→ **What is needed**
Tell me how many lines in the data include "Program", and keep the reply to that number.

Dataset rows describing interfaces
- - -

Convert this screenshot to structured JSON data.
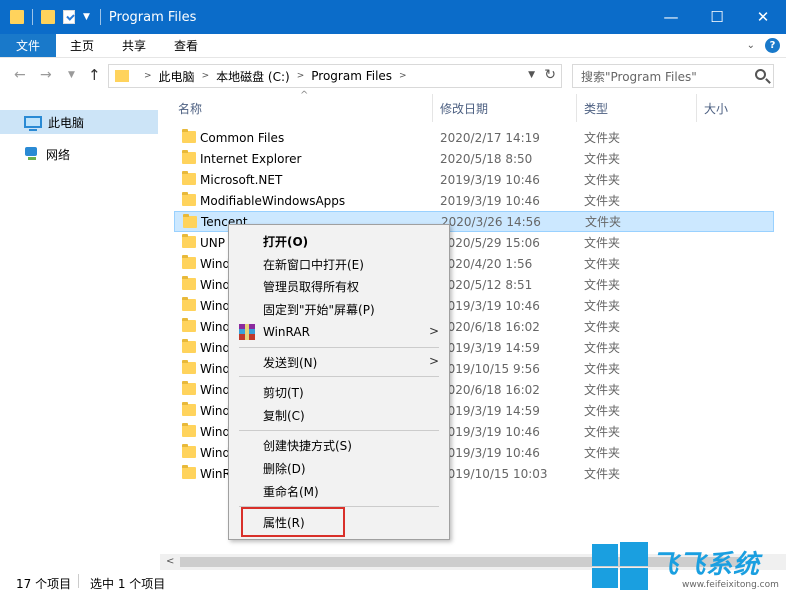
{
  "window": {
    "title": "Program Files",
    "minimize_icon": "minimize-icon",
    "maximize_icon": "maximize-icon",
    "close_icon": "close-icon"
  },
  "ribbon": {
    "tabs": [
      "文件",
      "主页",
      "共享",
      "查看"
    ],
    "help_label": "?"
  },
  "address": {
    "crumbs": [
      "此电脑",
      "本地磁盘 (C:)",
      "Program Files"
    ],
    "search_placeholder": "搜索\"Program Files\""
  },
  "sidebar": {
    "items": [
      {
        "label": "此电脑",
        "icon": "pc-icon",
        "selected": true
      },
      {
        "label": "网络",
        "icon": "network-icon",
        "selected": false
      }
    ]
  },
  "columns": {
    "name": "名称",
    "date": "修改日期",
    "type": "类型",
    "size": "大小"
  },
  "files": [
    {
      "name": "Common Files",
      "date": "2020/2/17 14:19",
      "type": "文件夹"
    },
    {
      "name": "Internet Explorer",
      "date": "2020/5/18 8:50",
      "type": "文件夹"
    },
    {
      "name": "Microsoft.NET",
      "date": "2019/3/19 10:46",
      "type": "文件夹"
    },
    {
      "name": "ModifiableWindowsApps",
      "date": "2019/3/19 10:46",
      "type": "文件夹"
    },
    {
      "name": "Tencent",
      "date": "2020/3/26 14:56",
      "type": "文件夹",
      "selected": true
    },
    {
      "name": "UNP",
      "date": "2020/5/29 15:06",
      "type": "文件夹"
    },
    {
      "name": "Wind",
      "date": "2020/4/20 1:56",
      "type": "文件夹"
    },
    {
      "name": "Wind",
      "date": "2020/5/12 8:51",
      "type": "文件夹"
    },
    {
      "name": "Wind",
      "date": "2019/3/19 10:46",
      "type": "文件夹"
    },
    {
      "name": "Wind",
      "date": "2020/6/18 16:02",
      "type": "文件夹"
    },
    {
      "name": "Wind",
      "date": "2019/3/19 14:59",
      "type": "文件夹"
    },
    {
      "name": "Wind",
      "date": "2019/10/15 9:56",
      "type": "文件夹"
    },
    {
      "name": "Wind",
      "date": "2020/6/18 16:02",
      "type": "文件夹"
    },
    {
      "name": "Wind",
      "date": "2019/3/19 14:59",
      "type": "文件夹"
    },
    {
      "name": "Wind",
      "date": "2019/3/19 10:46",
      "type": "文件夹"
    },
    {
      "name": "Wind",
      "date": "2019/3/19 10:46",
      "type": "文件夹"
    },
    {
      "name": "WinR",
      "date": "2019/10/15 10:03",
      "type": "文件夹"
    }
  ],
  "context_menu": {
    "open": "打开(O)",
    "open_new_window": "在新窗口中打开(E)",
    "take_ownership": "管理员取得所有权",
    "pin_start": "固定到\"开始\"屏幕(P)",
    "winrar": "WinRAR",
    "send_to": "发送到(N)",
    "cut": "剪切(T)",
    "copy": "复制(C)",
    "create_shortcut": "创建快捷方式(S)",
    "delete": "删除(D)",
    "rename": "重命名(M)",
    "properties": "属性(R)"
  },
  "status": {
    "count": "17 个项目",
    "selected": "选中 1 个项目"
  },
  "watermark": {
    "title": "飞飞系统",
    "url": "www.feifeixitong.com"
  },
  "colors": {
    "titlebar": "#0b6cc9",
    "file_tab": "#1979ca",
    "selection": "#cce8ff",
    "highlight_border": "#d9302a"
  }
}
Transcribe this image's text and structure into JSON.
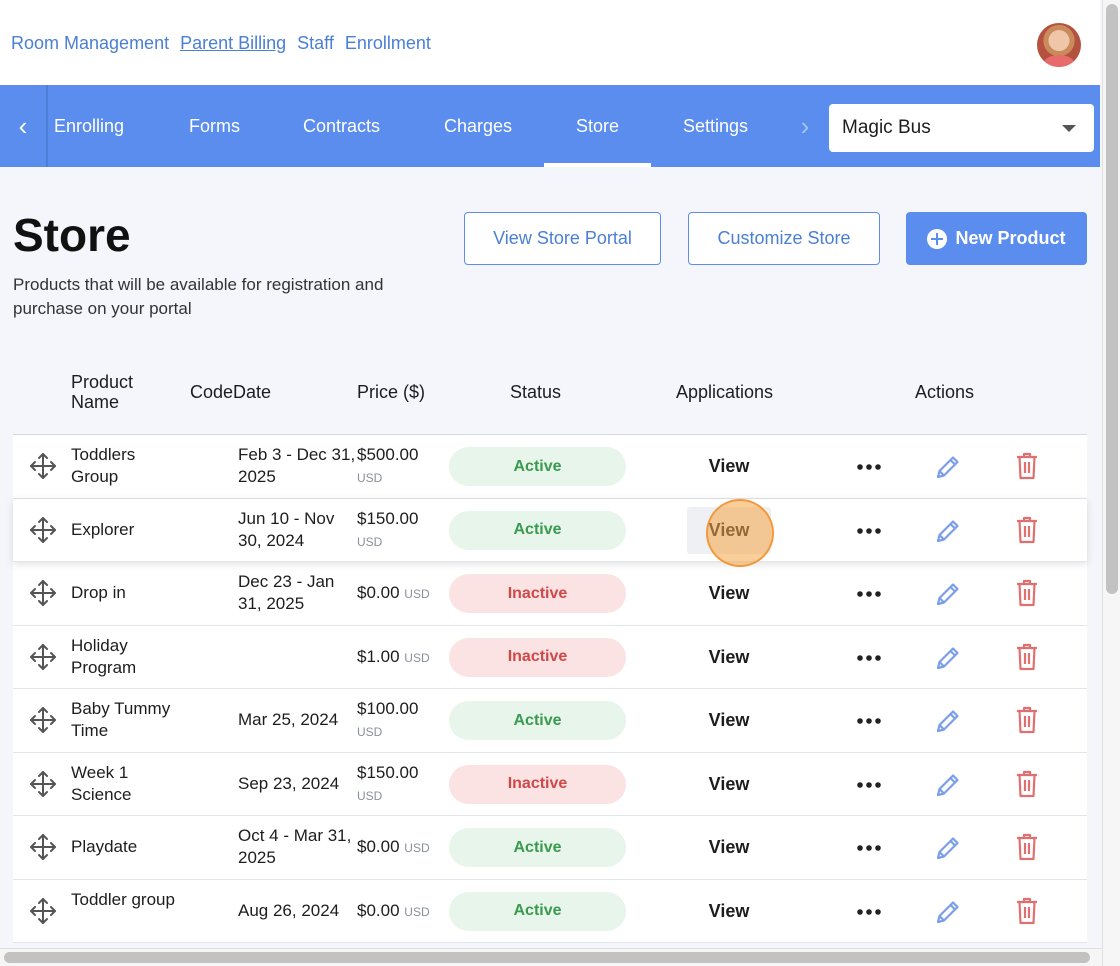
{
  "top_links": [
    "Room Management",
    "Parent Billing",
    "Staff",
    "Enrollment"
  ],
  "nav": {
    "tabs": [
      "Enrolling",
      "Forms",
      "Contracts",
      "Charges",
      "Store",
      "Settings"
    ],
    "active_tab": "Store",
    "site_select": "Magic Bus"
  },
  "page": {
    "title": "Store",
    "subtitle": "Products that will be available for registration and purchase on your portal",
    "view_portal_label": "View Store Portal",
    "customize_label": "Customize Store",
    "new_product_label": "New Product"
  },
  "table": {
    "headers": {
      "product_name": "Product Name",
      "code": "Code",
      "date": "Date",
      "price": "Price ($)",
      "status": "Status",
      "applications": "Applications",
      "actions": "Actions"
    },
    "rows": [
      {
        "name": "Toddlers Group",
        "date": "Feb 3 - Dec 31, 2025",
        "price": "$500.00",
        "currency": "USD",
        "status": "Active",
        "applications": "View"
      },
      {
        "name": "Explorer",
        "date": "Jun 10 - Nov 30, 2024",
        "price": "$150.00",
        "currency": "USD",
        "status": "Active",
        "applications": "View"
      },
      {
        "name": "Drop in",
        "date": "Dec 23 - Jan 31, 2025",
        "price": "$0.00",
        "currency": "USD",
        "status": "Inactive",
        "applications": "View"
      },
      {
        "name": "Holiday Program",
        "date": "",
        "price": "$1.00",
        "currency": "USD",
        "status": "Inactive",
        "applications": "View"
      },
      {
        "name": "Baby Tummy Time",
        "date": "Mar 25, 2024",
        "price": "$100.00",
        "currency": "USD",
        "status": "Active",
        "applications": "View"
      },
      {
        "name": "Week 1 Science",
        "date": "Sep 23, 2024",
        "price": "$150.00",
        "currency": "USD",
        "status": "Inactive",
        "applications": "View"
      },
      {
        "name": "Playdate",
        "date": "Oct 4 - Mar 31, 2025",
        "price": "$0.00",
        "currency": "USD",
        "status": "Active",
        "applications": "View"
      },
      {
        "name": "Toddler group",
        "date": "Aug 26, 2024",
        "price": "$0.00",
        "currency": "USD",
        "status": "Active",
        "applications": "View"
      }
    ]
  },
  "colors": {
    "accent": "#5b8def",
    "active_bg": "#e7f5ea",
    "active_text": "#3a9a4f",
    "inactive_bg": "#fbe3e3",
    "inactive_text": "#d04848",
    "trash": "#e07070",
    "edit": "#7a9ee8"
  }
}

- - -

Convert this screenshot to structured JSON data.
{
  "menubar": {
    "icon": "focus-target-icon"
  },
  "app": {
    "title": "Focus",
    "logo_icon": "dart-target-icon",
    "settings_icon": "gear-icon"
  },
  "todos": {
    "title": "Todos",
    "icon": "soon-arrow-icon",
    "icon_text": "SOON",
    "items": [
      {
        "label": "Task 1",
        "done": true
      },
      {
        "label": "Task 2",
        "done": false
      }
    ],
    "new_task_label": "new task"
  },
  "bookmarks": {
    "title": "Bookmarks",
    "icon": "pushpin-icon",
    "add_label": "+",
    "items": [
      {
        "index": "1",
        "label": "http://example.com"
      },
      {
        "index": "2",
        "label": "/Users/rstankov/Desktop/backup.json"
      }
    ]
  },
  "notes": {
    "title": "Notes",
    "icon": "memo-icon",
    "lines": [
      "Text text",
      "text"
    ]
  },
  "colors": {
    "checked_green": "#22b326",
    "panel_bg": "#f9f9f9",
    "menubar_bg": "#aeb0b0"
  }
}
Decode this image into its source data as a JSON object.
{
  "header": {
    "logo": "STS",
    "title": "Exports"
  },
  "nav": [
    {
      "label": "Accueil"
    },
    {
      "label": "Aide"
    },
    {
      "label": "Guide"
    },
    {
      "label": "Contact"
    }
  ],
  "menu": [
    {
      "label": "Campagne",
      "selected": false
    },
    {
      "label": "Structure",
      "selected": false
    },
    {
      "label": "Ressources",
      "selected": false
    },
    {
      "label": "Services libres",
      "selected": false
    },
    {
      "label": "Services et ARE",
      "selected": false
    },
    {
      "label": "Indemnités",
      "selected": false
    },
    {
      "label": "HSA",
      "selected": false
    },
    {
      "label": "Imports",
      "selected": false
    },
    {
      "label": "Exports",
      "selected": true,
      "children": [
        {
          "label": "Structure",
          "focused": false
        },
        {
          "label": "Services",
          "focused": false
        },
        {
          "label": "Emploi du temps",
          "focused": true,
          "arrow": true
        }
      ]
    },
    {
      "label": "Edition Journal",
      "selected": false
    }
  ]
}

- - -

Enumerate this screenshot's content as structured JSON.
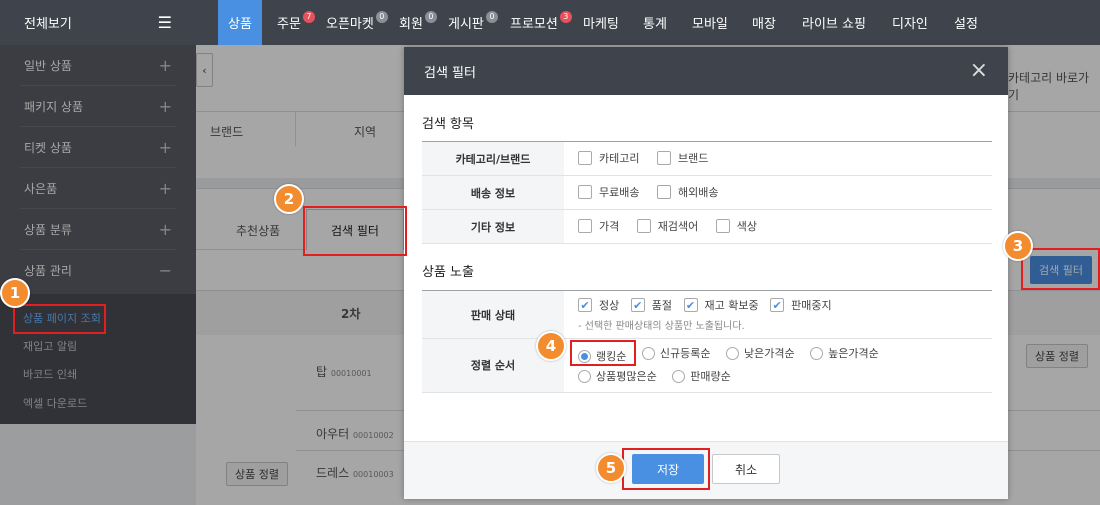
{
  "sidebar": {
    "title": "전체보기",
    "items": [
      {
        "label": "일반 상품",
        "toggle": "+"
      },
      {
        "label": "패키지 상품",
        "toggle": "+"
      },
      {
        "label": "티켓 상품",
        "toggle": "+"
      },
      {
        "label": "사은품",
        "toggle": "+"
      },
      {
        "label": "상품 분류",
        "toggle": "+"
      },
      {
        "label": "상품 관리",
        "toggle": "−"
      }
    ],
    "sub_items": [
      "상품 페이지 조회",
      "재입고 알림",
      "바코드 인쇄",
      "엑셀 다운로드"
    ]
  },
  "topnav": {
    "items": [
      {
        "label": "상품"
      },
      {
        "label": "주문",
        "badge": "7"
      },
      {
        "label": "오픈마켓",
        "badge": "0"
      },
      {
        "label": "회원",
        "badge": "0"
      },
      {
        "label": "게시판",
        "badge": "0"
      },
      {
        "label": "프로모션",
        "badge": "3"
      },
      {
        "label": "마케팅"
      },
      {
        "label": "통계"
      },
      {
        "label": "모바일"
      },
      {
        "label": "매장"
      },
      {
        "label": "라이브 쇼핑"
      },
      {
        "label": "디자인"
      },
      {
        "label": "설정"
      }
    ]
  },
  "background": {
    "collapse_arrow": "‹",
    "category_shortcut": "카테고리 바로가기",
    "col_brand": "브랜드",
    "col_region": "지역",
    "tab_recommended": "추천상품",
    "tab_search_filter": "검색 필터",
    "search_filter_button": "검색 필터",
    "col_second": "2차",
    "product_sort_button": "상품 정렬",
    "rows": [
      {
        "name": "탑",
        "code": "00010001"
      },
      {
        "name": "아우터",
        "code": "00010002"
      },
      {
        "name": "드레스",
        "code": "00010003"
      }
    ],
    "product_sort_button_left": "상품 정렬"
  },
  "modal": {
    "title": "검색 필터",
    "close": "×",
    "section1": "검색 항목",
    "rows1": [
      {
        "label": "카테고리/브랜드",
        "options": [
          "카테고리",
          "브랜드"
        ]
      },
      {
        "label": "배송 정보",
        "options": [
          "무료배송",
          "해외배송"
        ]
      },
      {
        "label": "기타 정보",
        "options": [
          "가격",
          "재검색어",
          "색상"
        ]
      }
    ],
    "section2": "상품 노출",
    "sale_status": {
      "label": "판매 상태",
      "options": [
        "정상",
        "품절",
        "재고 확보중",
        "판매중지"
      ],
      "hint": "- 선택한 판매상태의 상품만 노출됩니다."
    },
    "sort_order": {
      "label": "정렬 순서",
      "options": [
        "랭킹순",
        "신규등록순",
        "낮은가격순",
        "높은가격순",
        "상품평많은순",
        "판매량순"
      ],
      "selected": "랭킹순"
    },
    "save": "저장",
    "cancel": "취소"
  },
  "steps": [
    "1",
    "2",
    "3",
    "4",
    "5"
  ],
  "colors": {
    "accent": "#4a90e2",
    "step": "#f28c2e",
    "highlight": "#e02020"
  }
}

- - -

→ **Solution for this task**
4